In essence, your writer’s CV serves as an easy reference for all of your career highlights.

Why should I care about keeping an accurate writer’s CV?

As I mentioned, I actually went many years without keeping an up-to-date writer’s CV. I was still in the early days of my creative writing career and didn’t understand its importance.

I eventually had to draft one up when applying for an editorial position several years ago.

The problem was, I’d been writing for many years and hadn’t been keeping track of every little accomplishment, so I sort of had to scramble while putting my CV together.

The risk that comes with hurriedly drafting a writer’s CV is that you may end up forgetting important accomplishments. If you’re not maintaining a running list of your achievements, you’ll likely forget some.

So, I’d recommend keeping a CV as soon as possible — ideally from the beginning of your career. If you’re a new writer, this should be one of your top priorities!

This will help you stay organized and ready for any exciting opportunities that come up; you’ll be able to easily send one over when applying for a contest or residency. Keeping an up-to-date writer’s CV will help you look polished and professional.

Applying for such opportunities is the main way you’ll grow your career. Especially when you first start out, you’ll want to take every chance possible to get your name (and your work) out there.

An accurate CV will help you put your best foot forward.

How can I draft my own writer’s CV?

Now that we’ve established the basics of what a writer’s CV is and why it’s important, we can go through the steps of actually writing one.

I’d say that your first priority should be creating a detailed list of every single literary accomplishment you’ve had. For this, I’d write a simple list either by hand or in a blank Word document. (You can worry about the design later.)

Remember that, especially as a new writer, no accomplishment is too small! Even if you’ve only been published in small student journals or maintain your own blog, that counts, too.

As a general rule, I like to break my writer’s CV into three sections: publishing credits, notable appearances, and awards/distinctions.

Now, I’m primarily a poet (in terms of my creative career), so this format may not necessarily apply to your genre. For example, if you write personal essays, you may not give many performances (as opposed to poets who regularly give readings).

Be sure to write down every little detail that would make you look like a qualified writer. Every minor publication, performance, or contest you’ve won will help.

If there are particular accomplishments that stand out, consider highlighting them in a separate section.

For example, I have a section titled “Of note”, where I mention the fact that my book is held at the University of Toronto Libraries. This helps the reader zero in on a particularly important achievement of mine.

Once you’ve got a basic list done, you can fuss over the design.
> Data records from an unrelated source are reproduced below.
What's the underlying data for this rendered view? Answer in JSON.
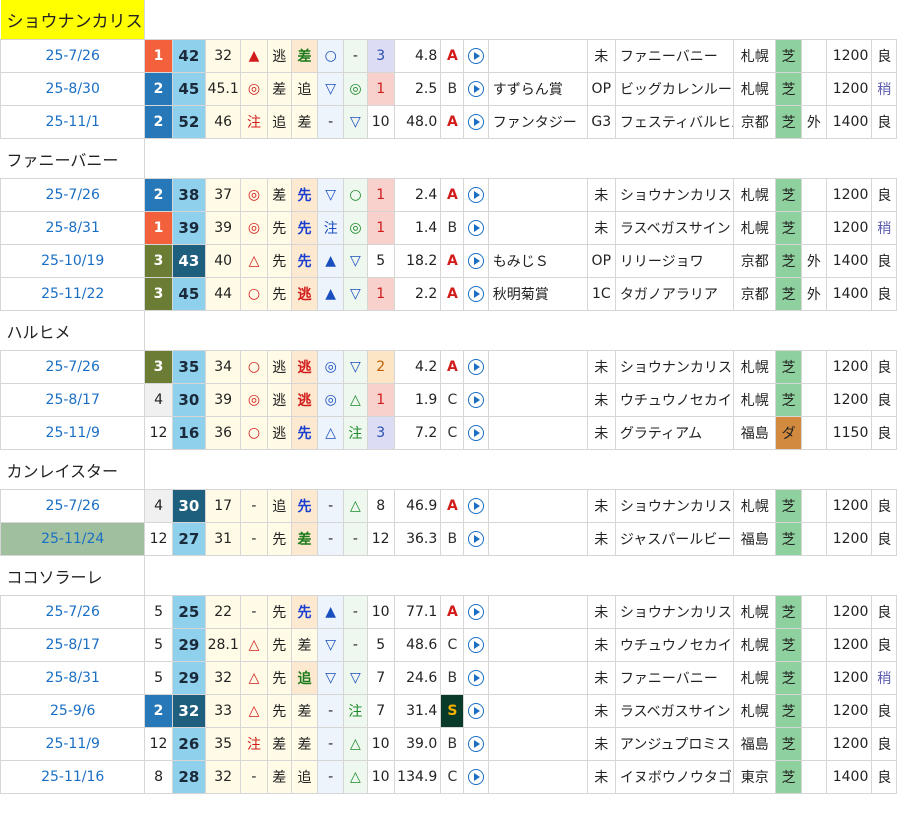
{
  "colors": {
    "rank1": "#f2603c",
    "rank2": "#2778b8",
    "rank3": "#6b7c34",
    "rank_other": "#f0f0f0",
    "idx_light": "#8fd0ec",
    "idx_dark": "#1f5f7e",
    "finish_1_bg": "#f8d0cc",
    "finish_2_bg": "#fbe5c4",
    "finish_3_bg": "#dcdcf4",
    "style_bg": "#fff6d4",
    "mark_bg": "#fff6d4",
    "turf": "#8fd19e",
    "dirt": "#d28a3e"
  },
  "horses": [
    {
      "name": "ショウナンカリス",
      "highlight": true,
      "races": [
        {
          "date": "25-7/26",
          "rank": "1",
          "idx": "42",
          "idx_dark": false,
          "pct": "32",
          "m1": "▲",
          "m1c": "mk-tri-red",
          "pos": "逃",
          "st": "差",
          "stc": "st-sashi",
          "m2": "○",
          "m2c": "mk-circ",
          "m3": "-",
          "m3c": "",
          "fin": "3",
          "odds": "4.8",
          "grade": "A",
          "rname": "",
          "cls": "未",
          "opp": "ファニーバニー",
          "venue": "札幌",
          "surf": "芝",
          "surfc": "surf-shiba",
          "io": "",
          "dist": "1200",
          "cond": "良"
        },
        {
          "date": "25-8/30",
          "rank": "2",
          "idx": "45",
          "idx_dark": false,
          "pct": "45.1",
          "m1": "◎",
          "m1c": "mk-note",
          "pos": "差",
          "st": "追",
          "stc": "",
          "m2": "▽",
          "m2c": "mk-down",
          "m3": "◎",
          "m3c": "mk-dbl",
          "fin": "1",
          "odds": "2.5",
          "grade": "B",
          "rname": "すずらん賞",
          "cls": "OP",
          "opp": "ビッグカレンルーフ",
          "venue": "札幌",
          "surf": "芝",
          "surfc": "surf-shiba",
          "io": "",
          "dist": "1200",
          "cond": "稍"
        },
        {
          "date": "25-11/1",
          "rank": "2",
          "idx": "52",
          "idx_dark": false,
          "pct": "46",
          "m1": "注",
          "m1c": "mk-note",
          "pos": "追",
          "st": "差",
          "stc": "",
          "m2": "-",
          "m2c": "",
          "m3": "▽",
          "m3c": "mk-down",
          "fin": "10",
          "odds": "48.0",
          "grade": "A",
          "rname": "ファンタジー",
          "cls": "G3",
          "opp": "フェスティバルヒル",
          "venue": "京都",
          "surf": "芝",
          "surfc": "surf-shiba",
          "io": "外",
          "dist": "1400",
          "cond": "良"
        }
      ]
    },
    {
      "name": "ファニーバニー",
      "highlight": false,
      "races": [
        {
          "date": "25-7/26",
          "rank": "2",
          "idx": "38",
          "idx_dark": false,
          "pct": "37",
          "m1": "◎",
          "m1c": "mk-note",
          "pos": "差",
          "st": "先",
          "stc": "st-sen",
          "m2": "▽",
          "m2c": "mk-down",
          "m3": "○",
          "m3c": "mk-dbl",
          "fin": "1",
          "odds": "2.4",
          "grade": "A",
          "rname": "",
          "cls": "未",
          "opp": "ショウナンカリス",
          "venue": "札幌",
          "surf": "芝",
          "surfc": "surf-shiba",
          "io": "",
          "dist": "1200",
          "cond": "良"
        },
        {
          "date": "25-8/31",
          "rank": "1",
          "idx": "39",
          "idx_dark": false,
          "pct": "39",
          "m1": "◎",
          "m1c": "mk-note",
          "pos": "先",
          "st": "先",
          "stc": "st-sen",
          "m2": "注",
          "m2c": "mk-down",
          "m3": "◎",
          "m3c": "mk-dbl",
          "fin": "1",
          "odds": "1.4",
          "grade": "B",
          "rname": "",
          "cls": "未",
          "opp": "ラスベガスサイン",
          "venue": "札幌",
          "surf": "芝",
          "surfc": "surf-shiba",
          "io": "",
          "dist": "1200",
          "cond": "稍"
        },
        {
          "date": "25-10/19",
          "rank": "3",
          "idx": "43",
          "idx_dark": true,
          "pct": "40",
          "m1": "△",
          "m1c": "mk-note",
          "pos": "先",
          "st": "先",
          "stc": "st-sen",
          "m2": "▲",
          "m2c": "mk-tri-blue",
          "m3": "▽",
          "m3c": "mk-down",
          "fin": "5",
          "odds": "18.2",
          "grade": "A",
          "rname": "もみじＳ",
          "cls": "OP",
          "opp": "リリージョワ",
          "venue": "京都",
          "surf": "芝",
          "surfc": "surf-shiba",
          "io": "外",
          "dist": "1400",
          "cond": "良"
        },
        {
          "date": "25-11/22",
          "rank": "3",
          "idx": "45",
          "idx_dark": false,
          "pct": "44",
          "m1": "○",
          "m1c": "mk-note",
          "pos": "先",
          "st": "逃",
          "stc": "st-nige",
          "m2": "▲",
          "m2c": "mk-tri-blue",
          "m3": "▽",
          "m3c": "mk-down",
          "fin": "1",
          "odds": "2.2",
          "grade": "A",
          "rname": "秋明菊賞",
          "cls": "1C",
          "opp": "タガノアラリア",
          "venue": "京都",
          "surf": "芝",
          "surfc": "surf-shiba",
          "io": "外",
          "dist": "1400",
          "cond": "良"
        }
      ]
    },
    {
      "name": "ハルヒメ",
      "highlight": false,
      "races": [
        {
          "date": "25-7/26",
          "rank": "3",
          "idx": "35",
          "idx_dark": false,
          "pct": "34",
          "m1": "○",
          "m1c": "mk-note",
          "pos": "逃",
          "st": "逃",
          "stc": "st-nige",
          "m2": "◎",
          "m2c": "mk-circ",
          "m3": "▽",
          "m3c": "mk-down",
          "fin": "2",
          "odds": "4.2",
          "grade": "A",
          "rname": "",
          "cls": "未",
          "opp": "ショウナンカリス",
          "venue": "札幌",
          "surf": "芝",
          "surfc": "surf-shiba",
          "io": "",
          "dist": "1200",
          "cond": "良"
        },
        {
          "date": "25-8/17",
          "rank": "4",
          "idx": "30",
          "idx_dark": false,
          "pct": "39",
          "m1": "◎",
          "m1c": "mk-note",
          "pos": "逃",
          "st": "逃",
          "stc": "st-nige",
          "m2": "◎",
          "m2c": "mk-circ",
          "m3": "△",
          "m3c": "mk-dbl",
          "fin": "1",
          "odds": "1.9",
          "grade": "C",
          "rname": "",
          "cls": "未",
          "opp": "ウチュウノセカイ",
          "venue": "札幌",
          "surf": "芝",
          "surfc": "surf-shiba",
          "io": "",
          "dist": "1200",
          "cond": "良"
        },
        {
          "date": "25-11/9",
          "rank": "12",
          "idx": "16",
          "idx_dark": false,
          "pct": "36",
          "m1": "○",
          "m1c": "mk-note",
          "pos": "逃",
          "st": "先",
          "stc": "st-sen",
          "m2": "△",
          "m2c": "mk-circ",
          "m3": "注",
          "m3c": "mk-dbl",
          "fin": "3",
          "odds": "7.2",
          "grade": "C",
          "rname": "",
          "cls": "未",
          "opp": "グラティアム",
          "venue": "福島",
          "surf": "ダ",
          "surfc": "surf-da",
          "io": "",
          "dist": "1150",
          "cond": "良"
        }
      ]
    },
    {
      "name": "カンレイスター",
      "highlight": false,
      "races": [
        {
          "date": "25-7/26",
          "rank": "4",
          "idx": "30",
          "idx_dark": true,
          "pct": "17",
          "m1": "-",
          "m1c": "",
          "pos": "追",
          "st": "先",
          "stc": "st-sen",
          "m2": "-",
          "m2c": "",
          "m3": "△",
          "m3c": "mk-dbl",
          "fin": "8",
          "odds": "46.9",
          "grade": "A",
          "rname": "",
          "cls": "未",
          "opp": "ショウナンカリス",
          "venue": "札幌",
          "surf": "芝",
          "surfc": "surf-shiba",
          "io": "",
          "dist": "1200",
          "cond": "良"
        },
        {
          "date": "25-11/24",
          "date_hl": true,
          "rank": "12",
          "idx": "27",
          "idx_dark": false,
          "pct": "31",
          "m1": "-",
          "m1c": "",
          "pos": "先",
          "st": "差",
          "stc": "st-sashi",
          "m2": "-",
          "m2c": "",
          "m3": "-",
          "m3c": "",
          "fin": "12",
          "odds": "36.3",
          "grade": "B",
          "rname": "",
          "cls": "未",
          "opp": "ジャスパールビー",
          "venue": "福島",
          "surf": "芝",
          "surfc": "surf-shiba",
          "io": "",
          "dist": "1200",
          "cond": "良"
        }
      ]
    },
    {
      "name": "ココソラーレ",
      "highlight": false,
      "races": [
        {
          "date": "25-7/26",
          "rank": "5",
          "idx": "25",
          "idx_dark": false,
          "pct": "22",
          "m1": "-",
          "m1c": "",
          "pos": "先",
          "st": "先",
          "stc": "st-sen",
          "m2": "▲",
          "m2c": "mk-tri-blue",
          "m3": "-",
          "m3c": "",
          "fin": "10",
          "odds": "77.1",
          "grade": "A",
          "rname": "",
          "cls": "未",
          "opp": "ショウナンカリス",
          "venue": "札幌",
          "surf": "芝",
          "surfc": "surf-shiba",
          "io": "",
          "dist": "1200",
          "cond": "良"
        },
        {
          "date": "25-8/17",
          "rank": "5",
          "idx": "29",
          "idx_dark": false,
          "pct": "28.1",
          "m1": "△",
          "m1c": "mk-note",
          "pos": "先",
          "st": "差",
          "stc": "",
          "m2": "▽",
          "m2c": "mk-down",
          "m3": "-",
          "m3c": "",
          "fin": "5",
          "odds": "48.6",
          "grade": "C",
          "rname": "",
          "cls": "未",
          "opp": "ウチュウノセカイ",
          "venue": "札幌",
          "surf": "芝",
          "surfc": "surf-shiba",
          "io": "",
          "dist": "1200",
          "cond": "良"
        },
        {
          "date": "25-8/31",
          "rank": "5",
          "idx": "29",
          "idx_dark": false,
          "pct": "32",
          "m1": "△",
          "m1c": "mk-note",
          "pos": "先",
          "st": "追",
          "stc": "st-oi",
          "m2": "▽",
          "m2c": "mk-down",
          "m3": "▽",
          "m3c": "mk-down",
          "fin": "7",
          "odds": "24.6",
          "grade": "B",
          "rname": "",
          "cls": "未",
          "opp": "ファニーバニー",
          "venue": "札幌",
          "surf": "芝",
          "surfc": "surf-shiba",
          "io": "",
          "dist": "1200",
          "cond": "稍"
        },
        {
          "date": "25-9/6",
          "rank": "2",
          "idx": "32",
          "idx_dark": true,
          "pct": "33",
          "m1": "△",
          "m1c": "mk-note",
          "pos": "先",
          "st": "差",
          "stc": "",
          "m2": "-",
          "m2c": "",
          "m3": "注",
          "m3c": "mk-dbl",
          "fin": "7",
          "odds": "31.4",
          "grade": "S",
          "rname": "",
          "cls": "未",
          "opp": "ラスベガスサイン",
          "venue": "札幌",
          "surf": "芝",
          "surfc": "surf-shiba",
          "io": "",
          "dist": "1200",
          "cond": "良"
        },
        {
          "date": "25-11/9",
          "rank": "12",
          "idx": "26",
          "idx_dark": false,
          "pct": "35",
          "m1": "注",
          "m1c": "mk-note",
          "pos": "差",
          "st": "差",
          "stc": "",
          "m2": "-",
          "m2c": "",
          "m3": "△",
          "m3c": "mk-dbl",
          "fin": "10",
          "odds": "39.0",
          "grade": "B",
          "rname": "",
          "cls": "未",
          "opp": "アンジュプロミス",
          "venue": "福島",
          "surf": "芝",
          "surfc": "surf-shiba",
          "io": "",
          "dist": "1200",
          "cond": "良"
        },
        {
          "date": "25-11/16",
          "rank": "8",
          "idx": "28",
          "idx_dark": false,
          "pct": "32",
          "m1": "-",
          "m1c": "",
          "pos": "差",
          "st": "追",
          "stc": "",
          "m2": "-",
          "m2c": "",
          "m3": "△",
          "m3c": "mk-dbl",
          "fin": "10",
          "odds": "134.9",
          "grade": "C",
          "rname": "",
          "cls": "未",
          "opp": "イヌボウノウタゴエ",
          "venue": "東京",
          "surf": "芝",
          "surfc": "surf-shiba",
          "io": "",
          "dist": "1400",
          "cond": "良"
        }
      ]
    }
  ]
}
I like to use Microsoft Word templates, but you could also use one from Google Docs.

Plug in all of your accomplishments and spend some time playing around with the layout. I’d recommend making it as visually appealing as possible, so that it’s easy to read and gives off a professional look.

One last important tip: regularly update your writer’s CV. A CV is of no use to you if it’s no longer accurate. At least once every few months, take stock of your recent writing achievements, and add them to your CV.
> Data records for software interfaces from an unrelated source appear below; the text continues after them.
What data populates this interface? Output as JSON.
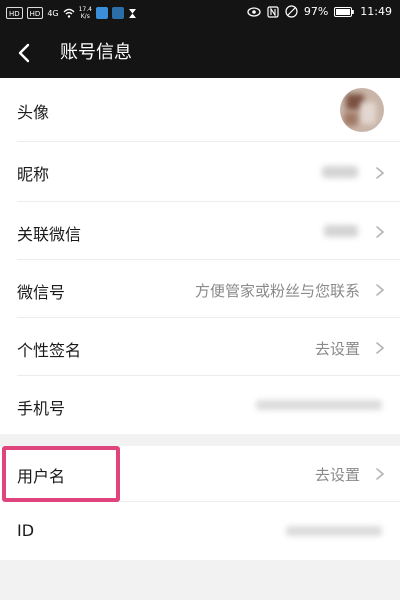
{
  "status_bar": {
    "hd1": "HD",
    "hd2": "HD",
    "net": "4G",
    "speed_value": "17.4",
    "speed_unit": "K/s",
    "battery": "97%",
    "time": "11:49"
  },
  "header": {
    "title": "账号信息"
  },
  "rows": [
    {
      "label": "头像",
      "value": ""
    },
    {
      "label": "昵称",
      "value": ""
    },
    {
      "label": "关联微信",
      "value": ""
    },
    {
      "label": "微信号",
      "value": "方便管家或粉丝与您联系"
    },
    {
      "label": "个性签名",
      "value": "去设置"
    },
    {
      "label": "手机号",
      "value": ""
    },
    {
      "label": "用户名",
      "value": "去设置"
    },
    {
      "label": "ID",
      "value": ""
    }
  ],
  "colors": {
    "header_bg": "#141414",
    "highlight": "#e0447c",
    "page_bg": "#f2f2f2"
  }
}
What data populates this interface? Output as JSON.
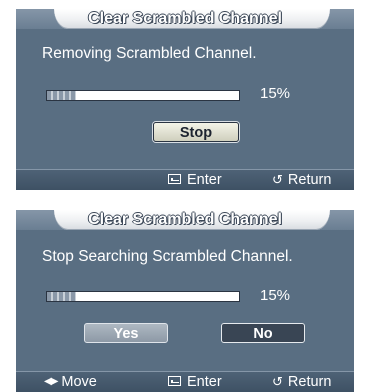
{
  "dialogs": [
    {
      "title": "Clear Scrambled Channel",
      "message": "Removing Scrambled Channel.",
      "progress_percent": 15,
      "progress_label": "15%",
      "buttons": [
        {
          "label": "Stop",
          "state": "focused"
        }
      ],
      "footer": [
        {
          "icon": "enter-icon",
          "label": "Enter"
        },
        {
          "icon": "return-icon",
          "label": "Return"
        }
      ]
    },
    {
      "title": "Clear Scrambled Channel",
      "message": "Stop Searching Scrambled Channel.",
      "progress_percent": 15,
      "progress_label": "15%",
      "buttons": [
        {
          "label": "Yes",
          "state": "normal"
        },
        {
          "label": "No",
          "state": "selected"
        }
      ],
      "footer": [
        {
          "icon": "move-icon",
          "label": "Move"
        },
        {
          "icon": "enter-icon",
          "label": "Enter"
        },
        {
          "icon": "return-icon",
          "label": "Return"
        }
      ]
    }
  ],
  "colors": {
    "panel_bg": "#596e82",
    "title_tab": "#eef0f2",
    "footer_bg": "#465a6e",
    "progress_fill": "#8a98a8"
  }
}
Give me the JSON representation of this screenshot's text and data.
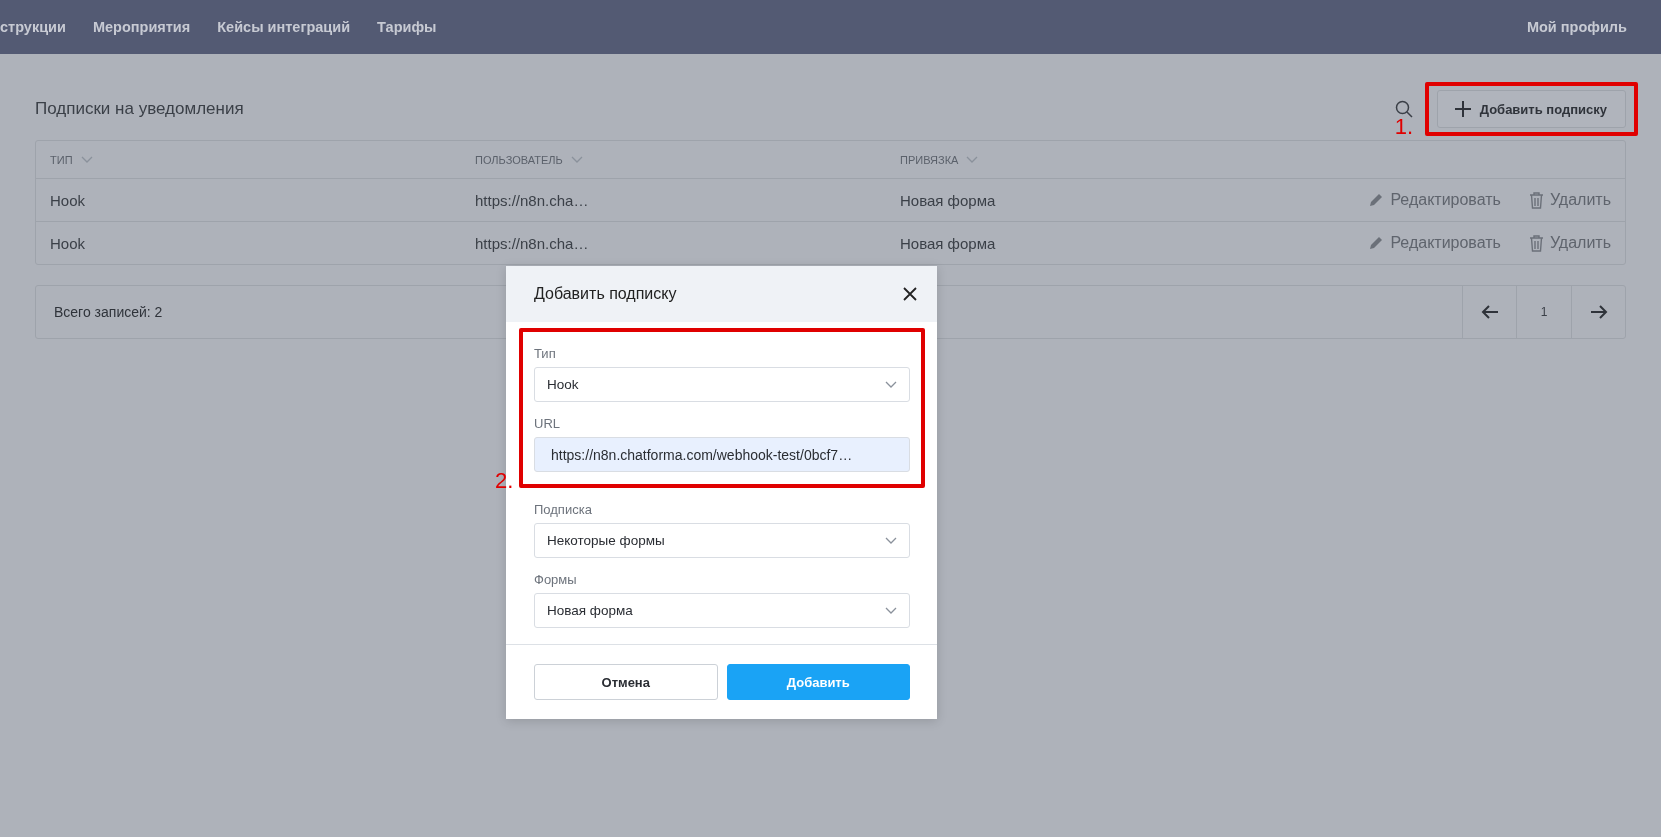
{
  "nav": {
    "items": [
      {
        "label": "струкции"
      },
      {
        "label": "Мероприятия"
      },
      {
        "label": "Кейсы интеграций"
      },
      {
        "label": "Тарифы"
      }
    ],
    "profile": "Мой профиль"
  },
  "page": {
    "title": "Подписки на уведомления",
    "add_button": "Добавить подписку"
  },
  "table": {
    "columns": [
      "ТИП",
      "ПОЛЬЗОВАТЕЛЬ",
      "ПРИВЯЗКА"
    ],
    "rows": [
      {
        "cells": [
          "Hook",
          "https://n8n.cha…",
          "Новая форма"
        ],
        "actions": [
          "Редактировать",
          "Удалить"
        ]
      },
      {
        "cells": [
          "Hook",
          "https://n8n.cha…",
          "Новая форма"
        ],
        "actions": [
          "Редактировать",
          "Удалить"
        ]
      }
    ]
  },
  "pagination": {
    "total": "Всего записей: 2",
    "page": "1"
  },
  "dialog": {
    "title": "Добавить подписку",
    "fields": [
      {
        "kind": "select",
        "label": "Тип",
        "value": "Hook",
        "framed": true
      },
      {
        "kind": "input",
        "label": "URL",
        "value": "https://n8n.chatforma.com/webhook-test/0bcf7…",
        "framed": true
      },
      {
        "kind": "select",
        "label": "Подписка",
        "value": "Некоторые формы"
      },
      {
        "kind": "select",
        "label": "Формы",
        "value": "Новая форма"
      }
    ],
    "buttons": [
      {
        "kind": "secondary",
        "label": "Отмена"
      },
      {
        "kind": "primary",
        "label": "Добавить"
      }
    ]
  },
  "annotations": [
    {
      "label": "1."
    },
    {
      "label": "2."
    }
  ]
}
An added bonus? It feels nice to reflect on how far you’ve come, so this process can also give you an added boost of confidence in your career!
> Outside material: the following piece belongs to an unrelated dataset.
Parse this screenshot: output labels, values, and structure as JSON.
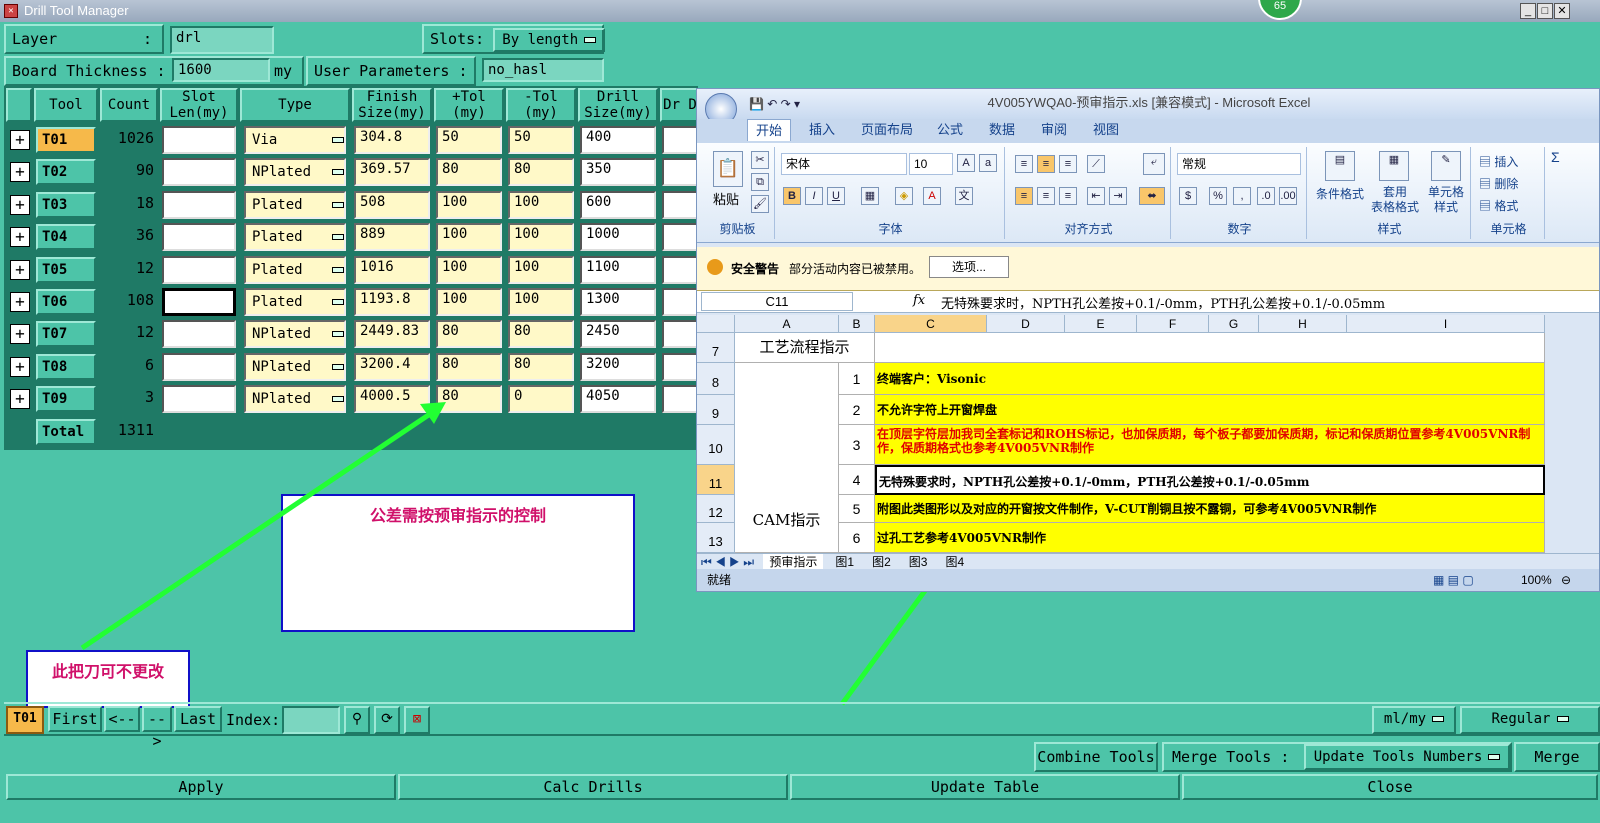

Wrapping up

Hopefully, now you’ve got an understanding of why it’s important to keep a writer’s CV. Remember to start small and stay organized.

This simple practice of drafting one can help you give a good first impression to potential editors or contest judges.

Just as a job hunter needs an impressive resume, so too does a writer need a professional CV.


As always, thanks for reading the Writing Advice column here on my site. If you enjoyed this post, be sure to follow the blog to be notified of future articles.

(I had to skip a couple of weeks, but we’re now back to our regularly-scheduled posts.)

Happy writing!